→ Dataset rows for apps and sites
____________
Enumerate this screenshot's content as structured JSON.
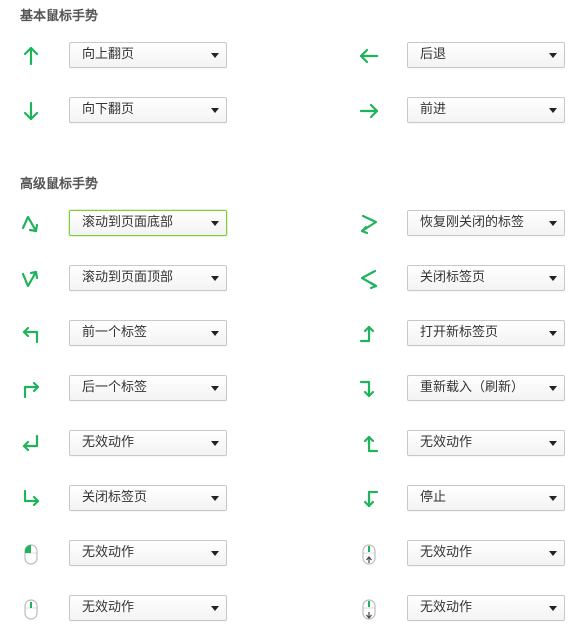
{
  "sections": [
    {
      "title": "基本鼠标手势",
      "rows": [
        {
          "left": {
            "icon": "arrow-up-icon",
            "value": "向上翻页"
          },
          "right": {
            "icon": "arrow-left-icon",
            "value": "后退"
          }
        },
        {
          "left": {
            "icon": "arrow-down-icon",
            "value": "向下翻页"
          },
          "right": {
            "icon": "arrow-right-icon",
            "value": "前进"
          }
        }
      ]
    },
    {
      "title": "高级鼠标手势",
      "rows": [
        {
          "left": {
            "icon": "gesture-up-down-icon",
            "value": "滚动到页面底部",
            "focused": true
          },
          "right": {
            "icon": "gesture-right-left-icon",
            "value": "恢复刚关闭的标签"
          }
        },
        {
          "left": {
            "icon": "gesture-down-up-icon",
            "value": "滚动到页面顶部"
          },
          "right": {
            "icon": "gesture-left-right-icon",
            "value": "关闭标签页"
          }
        },
        {
          "left": {
            "icon": "gesture-up-left-icon",
            "value": "前一个标签"
          },
          "right": {
            "icon": "gesture-right-up-icon",
            "value": "打开新标签页"
          }
        },
        {
          "left": {
            "icon": "gesture-up-right-icon",
            "value": "后一个标签"
          },
          "right": {
            "icon": "gesture-right-down-icon",
            "value": "重新载入（刷新）"
          }
        },
        {
          "left": {
            "icon": "gesture-down-left-icon",
            "value": "无效动作"
          },
          "right": {
            "icon": "gesture-left-up-icon",
            "value": "无效动作"
          }
        },
        {
          "left": {
            "icon": "gesture-down-right-icon",
            "value": "关闭标签页"
          },
          "right": {
            "icon": "gesture-left-down-icon",
            "value": "停止"
          }
        },
        {
          "left": {
            "icon": "mouse-left-button-icon",
            "value": "无效动作"
          },
          "right": {
            "icon": "mouse-wheel-up-icon",
            "value": "无效动作"
          }
        },
        {
          "left": {
            "icon": "mouse-middle-button-icon",
            "value": "无效动作"
          },
          "right": {
            "icon": "mouse-wheel-down-icon",
            "value": "无效动作"
          }
        }
      ]
    }
  ],
  "colors": {
    "accent": "#1fb35b",
    "focus_border": "#7fcf3a"
  }
}
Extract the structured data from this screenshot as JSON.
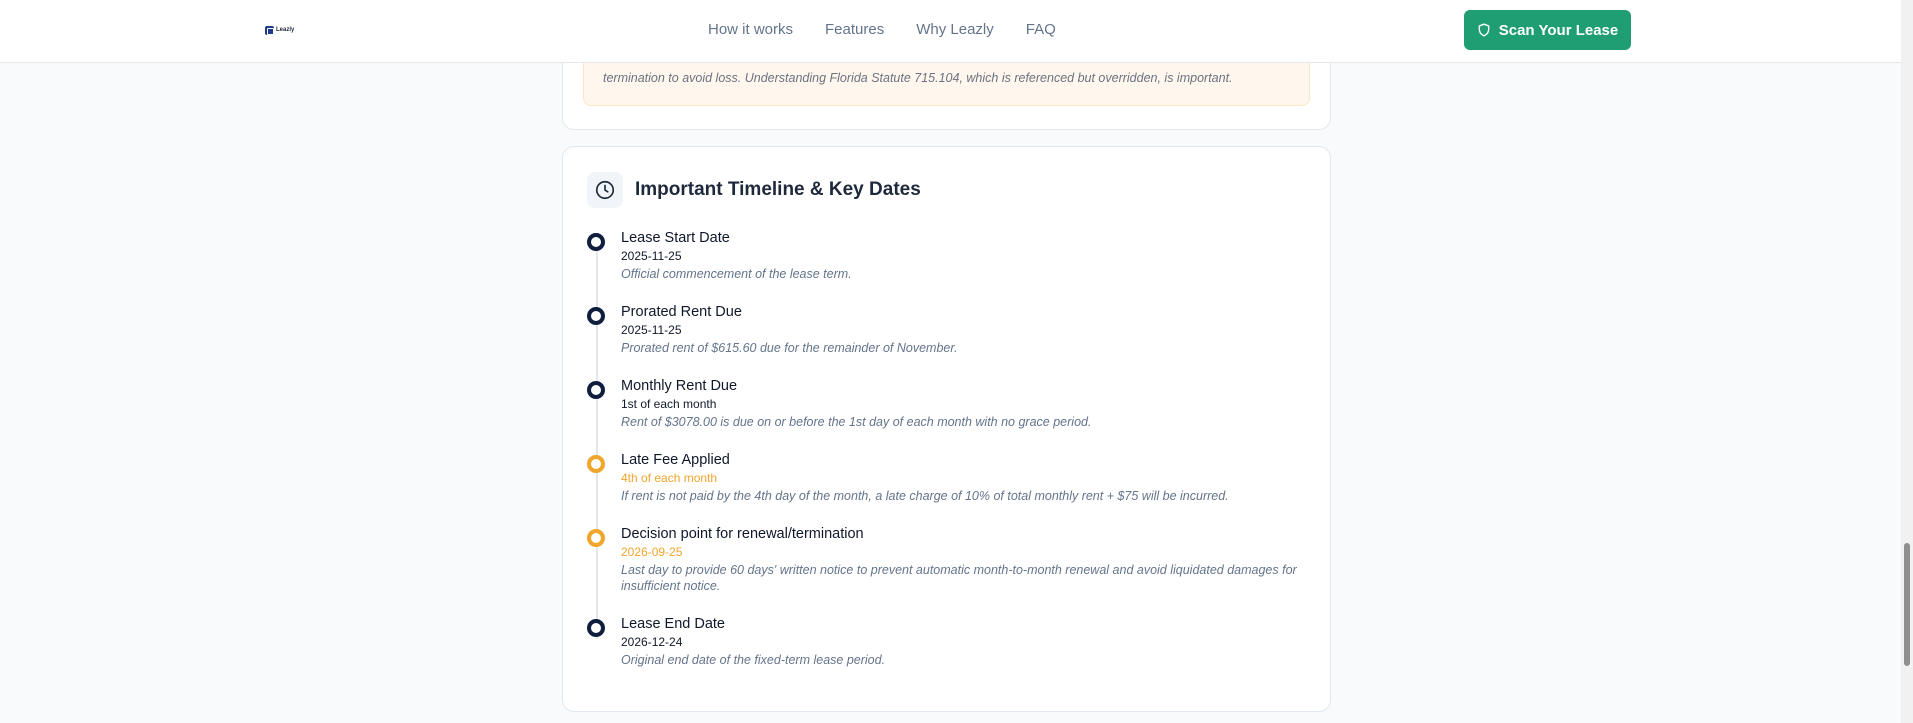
{
  "header": {
    "logo_text": "Leazly",
    "nav": [
      "How it works",
      "Features",
      "Why Leazly",
      "FAQ"
    ],
    "cta_label": "Scan Your Lease"
  },
  "warning": {
    "text": "termination to avoid loss. Understanding Florida Statute 715.104, which is referenced but overridden, is important."
  },
  "timeline": {
    "title": "Important Timeline & Key Dates",
    "items": [
      {
        "title": "Lease Start Date",
        "date": "2025-11-25",
        "desc": "Official commencement of the lease term.",
        "status": "normal"
      },
      {
        "title": "Prorated Rent Due",
        "date": "2025-11-25",
        "desc": "Prorated rent of $615.60 due for the remainder of November.",
        "status": "normal"
      },
      {
        "title": "Monthly Rent Due",
        "date": "1st of each month",
        "desc": "Rent of $3078.00 is due on or before the 1st day of each month with no grace period.",
        "status": "normal"
      },
      {
        "title": "Late Fee Applied",
        "date": "4th of each month",
        "desc": "If rent is not paid by the 4th day of the month, a late charge of 10% of total monthly rent + $75 will be incurred.",
        "status": "warning"
      },
      {
        "title": "Decision point for renewal/termination",
        "date": "2026-09-25",
        "desc": "Last day to provide 60 days' written notice to prevent automatic month-to-month renewal and avoid liquidated damages for insufficient notice.",
        "status": "warning"
      },
      {
        "title": "Lease End Date",
        "date": "2026-12-24",
        "desc": "Original end date of the fixed-term lease period.",
        "status": "normal"
      }
    ]
  },
  "colors": {
    "brand_green": "#1f9d73",
    "dot_normal": "#0f1e3d",
    "dot_warning": "#f0a52b"
  }
}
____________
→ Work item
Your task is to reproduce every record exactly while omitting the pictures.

→ Response area
Enumerate this screenshot's content as structured JSON.
{
  "sections": [
    {
      "title": "基本鼠标手势",
      "rows": [
        {
          "left": {
            "icon": "arrow-up-icon",
            "value": "向上翻页"
          },
          "right": {
            "icon": "arrow-left-icon",
            "value": "后退"
          }
        },
        {
          "left": {
            "icon": "arrow-down-icon",
            "value": "向下翻页"
          },
          "right": {
            "icon": "arrow-right-icon",
            "value": "前进"
          }
        }
      ]
    },
    {
      "title": "高级鼠标手势",
      "rows": [
        {
          "left": {
            "icon": "gesture-up-down-icon",
            "value": "滚动到页面底部",
            "focused": true
          },
          "right": {
            "icon": "gesture-right-left-icon",
            "value": "恢复刚关闭的标签"
          }
        },
        {
          "left": {
            "icon": "gesture-down-up-icon",
            "value": "滚动到页面顶部"
          },
          "right": {
            "icon": "gesture-left-right-icon",
            "value": "关闭标签页"
          }
        },
        {
          "left": {
            "icon": "gesture-up-left-icon",
            "value": "前一个标签"
          },
          "right": {
            "icon": "gesture-right-up-icon",
            "value": "打开新标签页"
          }
        },
        {
          "left": {
            "icon": "gesture-up-right-icon",
            "value": "后一个标签"
          },
          "right": {
            "icon": "gesture-right-down-icon",
            "value": "重新载入（刷新）"
          }
        },
        {
          "left": {
            "icon": "gesture-down-left-icon",
            "value": "无效动作"
          },
          "right": {
            "icon": "gesture-left-up-icon",
            "value": "无效动作"
          }
        },
        {
          "left": {
            "icon": "gesture-down-right-icon",
            "value": "关闭标签页"
          },
          "right": {
            "icon": "gesture-left-down-icon",
            "value": "停止"
          }
        },
        {
          "left": {
            "icon": "mouse-left-button-icon",
            "value": "无效动作"
          },
          "right": {
            "icon": "mouse-wheel-up-icon",
            "value": "无效动作"
          }
        },
        {
          "left": {
            "icon": "mouse-middle-button-icon",
            "value": "无效动作"
          },
          "right": {
            "icon": "mouse-wheel-down-icon",
            "value": "无效动作"
          }
        }
      ]
    }
  ],
  "colors": {
    "accent": "#1fb35b",
    "focus_border": "#7fcf3a"
  }
}
Extract the structured data from this screenshot as JSON.
{
  "header": {
    "logo_text": "Leazly",
    "nav": [
      "How it works",
      "Features",
      "Why Leazly",
      "FAQ"
    ],
    "cta_label": "Scan Your Lease"
  },
  "warning": {
    "text": "termination to avoid loss. Understanding Florida Statute 715.104, which is referenced but overridden, is important."
  },
  "timeline": {
    "title": "Important Timeline & Key Dates",
    "items": [
      {
        "title": "Lease Start Date",
        "date": "2025-11-25",
        "desc": "Official commencement of the lease term.",
        "status": "normal"
      },
      {
        "title": "Prorated Rent Due",
        "date": "2025-11-25",
        "desc": "Prorated rent of $615.60 due for the remainder of November.",
        "status": "normal"
      },
      {
        "title": "Monthly Rent Due",
        "date": "1st of each month",
        "desc": "Rent of $3078.00 is due on or before the 1st day of each month with no grace period.",
        "status": "normal"
      },
      {
        "title": "Late Fee Applied",
        "date": "4th of each month",
        "desc": "If rent is not paid by the 4th day of the month, a late charge of 10% of total monthly rent + $75 will be incurred.",
        "status": "warning"
      },
      {
        "title": "Decision point for renewal/termination",
        "date": "2026-09-25",
        "desc": "Last day to provide 60 days' written notice to prevent automatic month-to-month renewal and avoid liquidated damages for insufficient notice.",
        "status": "warning"
      },
      {
        "title": "Lease End Date",
        "date": "2026-12-24",
        "desc": "Original end date of the fixed-term lease period.",
        "status": "normal"
      }
    ]
  },
  "colors": {
    "brand_green": "#1f9d73",
    "dot_normal": "#0f1e3d",
    "dot_warning": "#f0a52b"
  }
}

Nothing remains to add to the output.